Task to carry out:
Copy out all the lines of the data precisely, omitting any pictures.

╭──

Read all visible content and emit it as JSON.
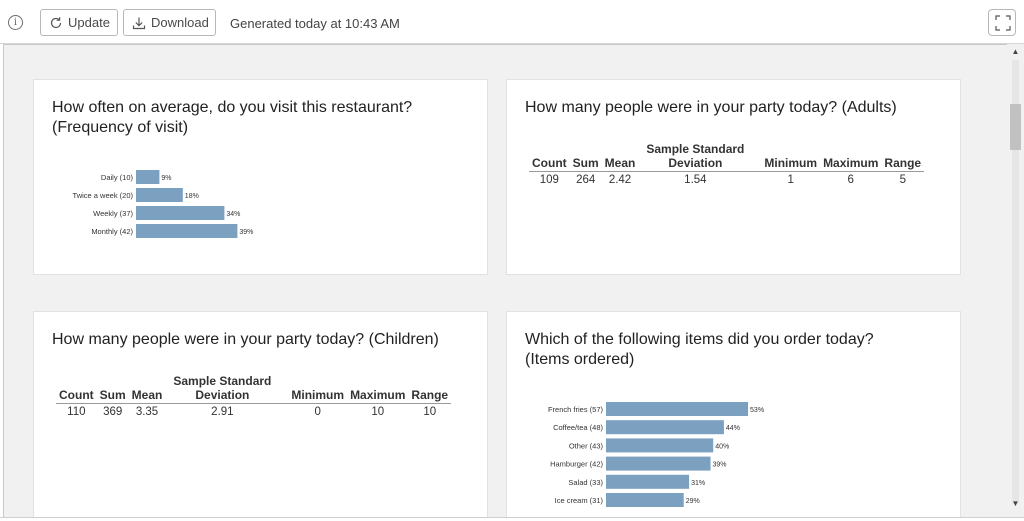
{
  "toolbar": {
    "update_label": "Update",
    "download_label": "Download",
    "generated_text": "Generated today at 10:43 AM"
  },
  "colors": {
    "bar": "#7ba0c0",
    "card_bg": "#ffffff",
    "page_bg": "#f1f1f1"
  },
  "cards": {
    "frequency": {
      "title_line1": "How often on average, do you visit this restaurant?",
      "title_line2": "(Frequency of visit)"
    },
    "adults": {
      "title": "How many people were in your party today? (Adults)",
      "headers": [
        "Count",
        "Sum",
        "Mean",
        "Sample Standard Deviation",
        "Minimum",
        "Maximum",
        "Range"
      ],
      "header_std_line1": "Sample Standard",
      "header_std_line2": "Deviation",
      "values": {
        "count": "109",
        "sum": "264",
        "mean": "2.42",
        "std": "1.54",
        "min": "1",
        "max": "6",
        "range": "5"
      }
    },
    "children": {
      "title": "How many people were in your party today? (Children)",
      "header_std_line1": "Sample Standard",
      "header_std_line2": "Deviation",
      "values": {
        "count": "110",
        "sum": "369",
        "mean": "3.35",
        "std": "2.91",
        "min": "0",
        "max": "10",
        "range": "10"
      }
    },
    "items": {
      "title_line1": "Which of the following items did you order today?",
      "title_line2": "(Items ordered)"
    }
  },
  "stat_headers": {
    "count": "Count",
    "sum": "Sum",
    "mean": "Mean",
    "min": "Minimum",
    "max": "Maximum",
    "range": "Range"
  },
  "chart_data": [
    {
      "type": "bar",
      "orientation": "horizontal",
      "categories": [
        "Daily (10)",
        "Twice a week (20)",
        "Weekly (37)",
        "Monthly (42)"
      ],
      "values": [
        9,
        18,
        34,
        39
      ],
      "value_labels": [
        "9%",
        "18%",
        "34%",
        "39%"
      ],
      "unit": "%"
    },
    {
      "type": "bar",
      "orientation": "horizontal",
      "categories": [
        "French fries (57)",
        "Coffee/tea (48)",
        "Other (43)",
        "Hamburger (42)",
        "Salad (33)",
        "Ice cream (31)"
      ],
      "values": [
        53,
        44,
        40,
        39,
        31,
        29
      ],
      "value_labels": [
        "53%",
        "44%",
        "40%",
        "39%",
        "31%",
        "29%"
      ],
      "unit": "%"
    }
  ]
}
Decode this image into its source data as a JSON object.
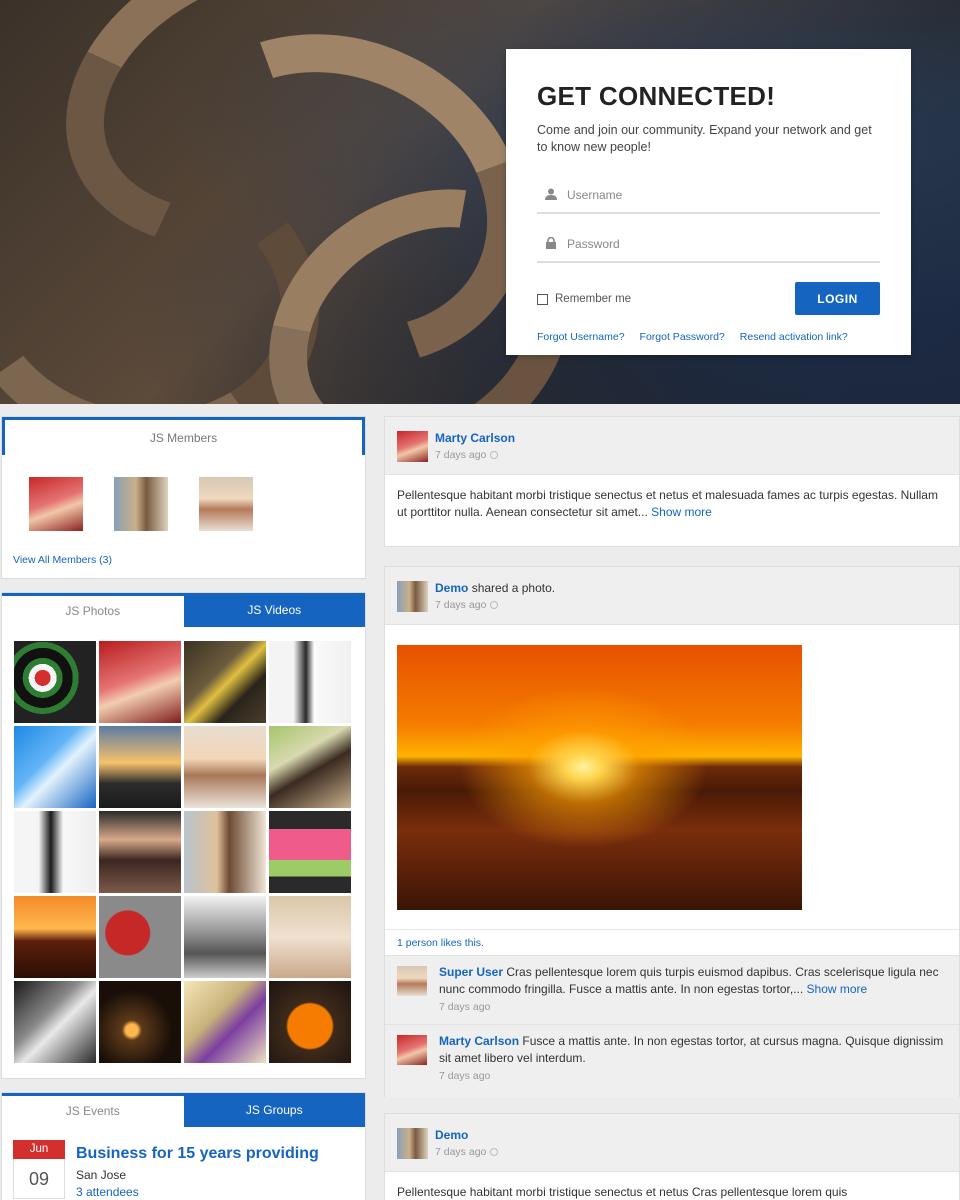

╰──

Exercise solution:
Read all visible content and emit it as JSON.
{
  "toolbar": {
    "update_label": "Update",
    "download_label": "Download",
    "generated_text": "Generated today at 10:43 AM"
  },
  "colors": {
    "bar": "#7ba0c0",
    "card_bg": "#ffffff",
    "page_bg": "#f1f1f1"
  },
  "cards": {
    "frequency": {
      "title_line1": "How often on average, do you visit this restaurant?",
      "title_line2": "(Frequency of visit)"
    },
    "adults": {
      "title": "How many people were in your party today? (Adults)",
      "headers": [
        "Count",
        "Sum",
        "Mean",
        "Sample Standard Deviation",
        "Minimum",
        "Maximum",
        "Range"
      ],
      "header_std_line1": "Sample Standard",
      "header_std_line2": "Deviation",
      "values": {
        "count": "109",
        "sum": "264",
        "mean": "2.42",
        "std": "1.54",
        "min": "1",
        "max": "6",
        "range": "5"
      }
    },
    "children": {
      "title": "How many people were in your party today? (Children)",
      "header_std_line1": "Sample Standard",
      "header_std_line2": "Deviation",
      "values": {
        "count": "110",
        "sum": "369",
        "mean": "3.35",
        "std": "2.91",
        "min": "0",
        "max": "10",
        "range": "10"
      }
    },
    "items": {
      "title_line1": "Which of the following items did you order today?",
      "title_line2": "(Items ordered)"
    }
  },
  "stat_headers": {
    "count": "Count",
    "sum": "Sum",
    "mean": "Mean",
    "min": "Minimum",
    "max": "Maximum",
    "range": "Range"
  },
  "chart_data": [
    {
      "type": "bar",
      "orientation": "horizontal",
      "categories": [
        "Daily (10)",
        "Twice a week (20)",
        "Weekly (37)",
        "Monthly (42)"
      ],
      "values": [
        9,
        18,
        34,
        39
      ],
      "value_labels": [
        "9%",
        "18%",
        "34%",
        "39%"
      ],
      "unit": "%"
    },
    {
      "type": "bar",
      "orientation": "horizontal",
      "categories": [
        "French fries (57)",
        "Coffee/tea (48)",
        "Other (43)",
        "Hamburger (42)",
        "Salad (33)",
        "Ice cream (31)"
      ],
      "values": [
        53,
        44,
        40,
        39,
        31,
        29
      ],
      "value_labels": [
        "53%",
        "44%",
        "40%",
        "39%",
        "31%",
        "29%"
      ],
      "unit": "%"
    }
  ]
}
Decode this image into its source data as a JSON object.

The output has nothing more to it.